"But after goods deflation runs its course, we cannot extrapolate that indefinitely, because that's in part due to pandemic mismatch unwinding," she warned, referring to transitory inflation pressures from the pandemic. "Then some of the structural forces, like persistent wage pressure, could push inflation higher."

Wages and hourly earnings jumped 4.5% in January, the largest increase in pay seen since March 2022. That could easily fuel prices to tread higher, economists have warned, given that wages and prices can perpetuate one another in what's known as a wage-price spiral.

Geopolitical conflict could also push prices higher, Li added. Her view echoes warnings of other prominent Wall Street commentators, who have said that growing tension between US and China, as well as conflict in the Middle East, could end up rocking the US economy.

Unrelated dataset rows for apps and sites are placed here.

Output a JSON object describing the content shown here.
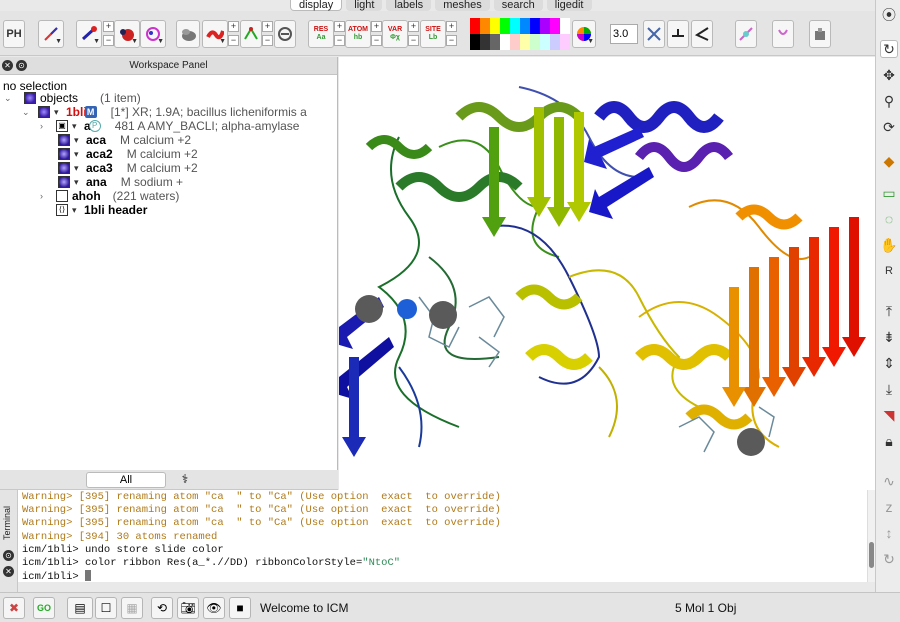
{
  "tabs": [
    "display",
    "light",
    "labels",
    "meshes",
    "search",
    "ligedit"
  ],
  "toolbar": {
    "ph_label": "PH",
    "res_label": "RES",
    "atom_label": "ATOM",
    "var_label": "VAR",
    "site_label": "SITE",
    "thickness_value": "3.0",
    "palette_colors": [
      "#ff0000",
      "#ff8800",
      "#ffff00",
      "#00ff00",
      "#00ffff",
      "#0088ff",
      "#0000ff",
      "#aa00ff",
      "#ff00ff",
      "#ffffff",
      "#000000",
      "#333333",
      "#666666",
      "#ffffff",
      "#ffcccc",
      "#ffffaa",
      "#ccffcc",
      "#ccffff",
      "#ccccff",
      "#ffccff"
    ]
  },
  "workspace": {
    "title": "Workspace Panel",
    "selection": "no selection",
    "rows": [
      {
        "name": "objects",
        "desc": "(1 item)"
      },
      {
        "name": "1bli",
        "desc": "[1*] XR; 1.9A; bacillus licheniformis a"
      },
      {
        "name": "a",
        "desc": "481 A AMY_BACLI; alpha-amylase"
      },
      {
        "name": "aca",
        "desc": "M calcium +2"
      },
      {
        "name": "aca2",
        "desc": "M calcium +2"
      },
      {
        "name": "aca3",
        "desc": "M calcium +2"
      },
      {
        "name": "ana",
        "desc": "M sodium +"
      },
      {
        "name": "ahoh",
        "desc": "(221 waters)"
      },
      {
        "name": "1bli header",
        "desc": ""
      }
    ],
    "tab_all": "All"
  },
  "terminal": {
    "label": "Terminal",
    "lines": [
      {
        "kind": "warn",
        "text": "Warning> [395] renaming atom \"ca  \" to \"Ca\" (Use option  exact  to override)"
      },
      {
        "kind": "warn",
        "text": "Warning> [395] renaming atom \"ca  \" to \"Ca\" (Use option  exact  to override)"
      },
      {
        "kind": "warn",
        "text": "Warning> [395] renaming atom \"ca  \" to \"Ca\" (Use option  exact  to override)"
      },
      {
        "kind": "warn",
        "text": "Warning> [394] 30 atoms renamed"
      },
      {
        "kind": "plain",
        "text": "icm/1bli> undo store slide color"
      },
      {
        "kind": "plain",
        "text": "icm/1bli> color ribbon Res(a_*.//DD) ribbonColorStyle=",
        "str": "\"NtoC\""
      },
      {
        "kind": "plain",
        "text": "icm/1bli> "
      }
    ]
  },
  "status": {
    "welcome": "Welcome to ICM",
    "counts": "5 Mol 1 Obj",
    "go_label": "GO"
  }
}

"We believe that ultimately means inflation will go through a bit of a roller coaster pattern going down, before even [a] rebound next year," she added, pointing to recent hotter-than-expected inflation data.

Market commentators have warned inflation could be "stuck" around 3% given lingering price pressures. Prices risk soaring higher if the Fed interprets the recent decline in inflation as a green light to cut interest rates too early, "The Big Short" investor Steve Eisman recently warned.

While the Fed has aggressively hiked interest rates to control inflation, the economy still looks hot on the surface: GDP grew 3.2% over the fourth quarter, per the Commerce Department's latest estimate. Meanwhile, core inflation grew 3.9% year-per-year in January, hotter than what economists expected.

Read the original article on Business Insider